Yet, the religious response isn't enough to overcome the racist, fearful reaction from people in Arizona and across our country. While we need to tackle this within our faith communities we need to do more.
What is needed is a wide-spread push back on the anti-immigrant misinformation from recent months. Boycotts are a start. So are the online campaigns. We don't need to hear from the usual suspects. Fox, Drudge, Michelle Malkin, etc. don't add anything to the discussion.
We must hold our political leaders accountable- politicians like a former "Maverick" who has now flip-flopped on immigration to win a primary.
But, even more importantly, our friends, families, coworkers, and Facebook pals all need to hear from us. A movement starts with our voices.
It is easy to sit back and let our religious leaders to condemn the Arizona law. But, it is better to join the discussion.
As you can imagine, we have been talking a lot about the racist and draconian new immigration law in California. We knew this was coming... Ten other states are considering Arizona-style immigration laws. Who? OK, MS, SC, CO, GA, MD, SC, TX, UT, NC.
I just heard from Kristin that PA and OH are also on the list. Please let me know if you hear any updates on what's going on.
The Illinois House of Representatives has passed a measure aimed at strengthening the state's ability to fight wage theft.
A recent University of Illinois-Chicago study brought new attention to the prevalence of companies short-changing workers. Ted Smukler is the policy director for Interfaith Worker Justice. He says organizations like his have been more successful at recovering lost wages than the state.
SMUKLER: You know these scrappy little organizations can do things government offices can't. They can take a group of workers to directly confront the boss or talk to the boss's customers. They can get them in touch with private attorneys. Government process on this is slow and redundant. And Smukler says that's why this bill is important.
Adam Kader of Arise Chicago says the law would streamline the state's process of helping workers receive money they deserve.
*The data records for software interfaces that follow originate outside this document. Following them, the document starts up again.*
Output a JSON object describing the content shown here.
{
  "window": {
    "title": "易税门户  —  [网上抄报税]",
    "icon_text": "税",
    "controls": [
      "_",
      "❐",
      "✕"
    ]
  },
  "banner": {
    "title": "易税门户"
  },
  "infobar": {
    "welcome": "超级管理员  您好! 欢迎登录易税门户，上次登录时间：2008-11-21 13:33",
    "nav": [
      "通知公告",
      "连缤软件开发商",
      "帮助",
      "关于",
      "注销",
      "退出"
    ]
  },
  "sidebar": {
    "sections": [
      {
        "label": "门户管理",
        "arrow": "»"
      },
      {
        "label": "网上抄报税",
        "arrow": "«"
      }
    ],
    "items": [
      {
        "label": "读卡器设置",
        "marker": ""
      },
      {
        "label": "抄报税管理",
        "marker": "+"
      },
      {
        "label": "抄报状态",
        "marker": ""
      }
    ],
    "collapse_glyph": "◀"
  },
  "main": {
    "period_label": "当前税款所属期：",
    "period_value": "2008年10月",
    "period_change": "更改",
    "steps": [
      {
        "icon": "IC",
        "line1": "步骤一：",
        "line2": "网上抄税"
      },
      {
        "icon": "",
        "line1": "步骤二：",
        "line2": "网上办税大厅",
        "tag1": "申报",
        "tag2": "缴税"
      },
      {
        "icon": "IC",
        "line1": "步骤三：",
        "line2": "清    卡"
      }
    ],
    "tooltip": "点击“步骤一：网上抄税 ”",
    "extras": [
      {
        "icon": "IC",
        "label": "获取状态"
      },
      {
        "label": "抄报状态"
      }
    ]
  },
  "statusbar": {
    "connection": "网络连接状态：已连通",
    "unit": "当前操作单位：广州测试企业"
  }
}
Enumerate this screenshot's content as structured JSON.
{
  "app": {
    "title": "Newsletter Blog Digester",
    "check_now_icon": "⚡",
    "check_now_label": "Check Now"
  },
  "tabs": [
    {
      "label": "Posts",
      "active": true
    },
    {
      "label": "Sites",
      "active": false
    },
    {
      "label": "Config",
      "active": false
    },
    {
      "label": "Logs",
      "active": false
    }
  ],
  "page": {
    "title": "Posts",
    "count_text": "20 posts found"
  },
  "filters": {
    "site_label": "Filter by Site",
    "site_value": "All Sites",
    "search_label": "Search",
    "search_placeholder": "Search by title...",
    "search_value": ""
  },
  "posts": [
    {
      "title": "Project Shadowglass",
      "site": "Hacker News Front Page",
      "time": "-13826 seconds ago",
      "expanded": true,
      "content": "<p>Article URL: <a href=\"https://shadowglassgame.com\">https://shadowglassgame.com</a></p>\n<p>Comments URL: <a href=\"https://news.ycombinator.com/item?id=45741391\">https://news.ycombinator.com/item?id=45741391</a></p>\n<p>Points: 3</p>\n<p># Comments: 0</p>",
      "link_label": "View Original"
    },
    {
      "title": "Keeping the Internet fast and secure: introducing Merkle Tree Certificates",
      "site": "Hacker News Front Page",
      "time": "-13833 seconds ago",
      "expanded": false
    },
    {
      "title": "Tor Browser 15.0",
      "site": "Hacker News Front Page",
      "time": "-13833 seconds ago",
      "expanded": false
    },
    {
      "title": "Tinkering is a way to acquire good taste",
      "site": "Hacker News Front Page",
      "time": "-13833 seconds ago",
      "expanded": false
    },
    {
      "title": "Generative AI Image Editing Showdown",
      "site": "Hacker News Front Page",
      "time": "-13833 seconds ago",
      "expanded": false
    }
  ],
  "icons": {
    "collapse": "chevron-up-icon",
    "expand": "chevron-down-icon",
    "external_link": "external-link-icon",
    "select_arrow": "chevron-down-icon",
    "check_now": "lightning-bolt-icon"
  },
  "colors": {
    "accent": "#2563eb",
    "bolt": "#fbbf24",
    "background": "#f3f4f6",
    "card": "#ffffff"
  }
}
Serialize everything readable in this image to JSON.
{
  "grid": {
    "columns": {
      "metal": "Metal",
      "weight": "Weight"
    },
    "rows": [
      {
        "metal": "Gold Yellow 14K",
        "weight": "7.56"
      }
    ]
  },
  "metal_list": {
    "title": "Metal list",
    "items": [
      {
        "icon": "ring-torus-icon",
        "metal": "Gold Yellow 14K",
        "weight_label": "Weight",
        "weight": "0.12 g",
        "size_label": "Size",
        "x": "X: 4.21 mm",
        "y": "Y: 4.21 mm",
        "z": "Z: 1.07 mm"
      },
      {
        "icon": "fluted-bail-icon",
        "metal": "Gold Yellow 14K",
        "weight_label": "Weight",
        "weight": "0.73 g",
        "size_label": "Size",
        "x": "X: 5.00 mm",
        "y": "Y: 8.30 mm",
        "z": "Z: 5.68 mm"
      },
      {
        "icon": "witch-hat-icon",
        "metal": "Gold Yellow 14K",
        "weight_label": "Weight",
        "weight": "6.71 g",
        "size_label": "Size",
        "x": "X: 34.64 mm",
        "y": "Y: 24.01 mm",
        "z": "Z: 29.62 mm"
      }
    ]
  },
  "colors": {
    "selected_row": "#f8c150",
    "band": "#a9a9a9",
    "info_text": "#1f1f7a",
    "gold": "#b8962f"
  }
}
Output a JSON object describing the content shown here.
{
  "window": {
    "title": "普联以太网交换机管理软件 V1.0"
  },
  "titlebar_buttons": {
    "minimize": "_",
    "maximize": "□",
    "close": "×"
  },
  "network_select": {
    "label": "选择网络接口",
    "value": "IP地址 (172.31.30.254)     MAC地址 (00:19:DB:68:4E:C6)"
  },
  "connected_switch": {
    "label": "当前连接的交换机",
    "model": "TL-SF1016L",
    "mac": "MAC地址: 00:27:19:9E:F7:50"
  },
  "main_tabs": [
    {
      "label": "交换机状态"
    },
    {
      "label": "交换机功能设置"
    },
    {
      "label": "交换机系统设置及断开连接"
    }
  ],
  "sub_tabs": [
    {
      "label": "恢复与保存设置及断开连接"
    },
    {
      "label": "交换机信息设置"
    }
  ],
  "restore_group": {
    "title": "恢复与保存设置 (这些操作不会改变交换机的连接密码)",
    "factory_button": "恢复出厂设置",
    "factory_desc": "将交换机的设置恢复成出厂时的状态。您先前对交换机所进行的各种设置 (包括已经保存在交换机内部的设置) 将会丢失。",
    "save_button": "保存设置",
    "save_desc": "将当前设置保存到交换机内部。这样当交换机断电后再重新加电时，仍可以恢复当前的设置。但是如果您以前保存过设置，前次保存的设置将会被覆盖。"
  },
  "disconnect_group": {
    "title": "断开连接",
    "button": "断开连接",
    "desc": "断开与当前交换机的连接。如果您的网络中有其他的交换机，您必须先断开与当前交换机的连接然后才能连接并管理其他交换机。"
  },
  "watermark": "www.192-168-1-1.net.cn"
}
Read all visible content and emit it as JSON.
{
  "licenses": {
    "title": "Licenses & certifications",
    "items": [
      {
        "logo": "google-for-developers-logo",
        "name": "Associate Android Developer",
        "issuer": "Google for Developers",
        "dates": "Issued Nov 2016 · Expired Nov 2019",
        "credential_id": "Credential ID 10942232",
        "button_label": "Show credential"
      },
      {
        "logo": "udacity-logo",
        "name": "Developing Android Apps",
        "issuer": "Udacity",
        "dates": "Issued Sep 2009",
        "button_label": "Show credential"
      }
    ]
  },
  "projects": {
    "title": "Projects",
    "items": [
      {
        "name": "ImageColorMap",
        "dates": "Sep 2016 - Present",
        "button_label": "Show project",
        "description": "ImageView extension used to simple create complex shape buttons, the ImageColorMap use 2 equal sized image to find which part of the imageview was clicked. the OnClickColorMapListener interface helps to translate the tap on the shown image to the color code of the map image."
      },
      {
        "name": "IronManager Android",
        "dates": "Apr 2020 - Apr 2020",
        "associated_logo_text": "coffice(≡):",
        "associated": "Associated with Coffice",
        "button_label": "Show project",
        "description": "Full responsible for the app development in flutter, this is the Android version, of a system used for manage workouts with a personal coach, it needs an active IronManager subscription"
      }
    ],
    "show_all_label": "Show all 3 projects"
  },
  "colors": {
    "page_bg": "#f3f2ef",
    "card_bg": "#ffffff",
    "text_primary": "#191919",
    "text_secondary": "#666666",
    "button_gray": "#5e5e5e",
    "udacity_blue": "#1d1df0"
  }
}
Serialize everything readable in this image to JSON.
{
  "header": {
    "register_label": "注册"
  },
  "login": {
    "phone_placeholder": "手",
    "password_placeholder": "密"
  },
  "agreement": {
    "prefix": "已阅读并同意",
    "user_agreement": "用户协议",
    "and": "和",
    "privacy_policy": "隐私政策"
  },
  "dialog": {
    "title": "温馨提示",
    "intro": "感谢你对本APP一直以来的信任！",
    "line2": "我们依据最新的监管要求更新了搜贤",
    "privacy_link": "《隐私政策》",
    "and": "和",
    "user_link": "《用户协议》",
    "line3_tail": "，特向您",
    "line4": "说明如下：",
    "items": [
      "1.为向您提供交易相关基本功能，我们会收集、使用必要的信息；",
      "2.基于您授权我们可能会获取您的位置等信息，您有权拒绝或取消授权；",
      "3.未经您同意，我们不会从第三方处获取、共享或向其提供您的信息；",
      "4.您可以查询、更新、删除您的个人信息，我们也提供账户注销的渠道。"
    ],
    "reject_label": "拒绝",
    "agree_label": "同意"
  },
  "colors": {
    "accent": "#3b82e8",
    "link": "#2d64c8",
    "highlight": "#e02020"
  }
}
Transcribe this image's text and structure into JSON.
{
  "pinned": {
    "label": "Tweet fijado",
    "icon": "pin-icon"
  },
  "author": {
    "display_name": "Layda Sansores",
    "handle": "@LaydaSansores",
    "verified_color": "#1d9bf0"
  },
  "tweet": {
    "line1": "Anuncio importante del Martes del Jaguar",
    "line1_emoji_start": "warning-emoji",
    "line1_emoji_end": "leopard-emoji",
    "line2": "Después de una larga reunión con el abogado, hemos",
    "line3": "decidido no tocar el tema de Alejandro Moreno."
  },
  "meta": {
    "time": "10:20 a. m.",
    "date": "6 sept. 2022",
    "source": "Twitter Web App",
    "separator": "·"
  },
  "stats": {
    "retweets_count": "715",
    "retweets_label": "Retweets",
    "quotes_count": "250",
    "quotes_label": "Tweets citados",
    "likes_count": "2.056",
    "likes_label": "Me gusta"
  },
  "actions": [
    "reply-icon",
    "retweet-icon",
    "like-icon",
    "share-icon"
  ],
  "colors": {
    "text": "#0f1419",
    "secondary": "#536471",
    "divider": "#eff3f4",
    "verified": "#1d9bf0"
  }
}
The state Senate needs to approve a House amendment before the bill could go to the governor.
Interfaith Worker Justice has a question for you: How has the current economic climate impacted your faith community? We have developed a congregational survey to answer that question.
Please take five minutes to complete the brief survey. Help IWJ get a snapshot of activities around the country that congregations and faith communities are doing to support neighbors and friends who have been affected by job loss. IWJ will compile the survey results and send them out over the next few weeks.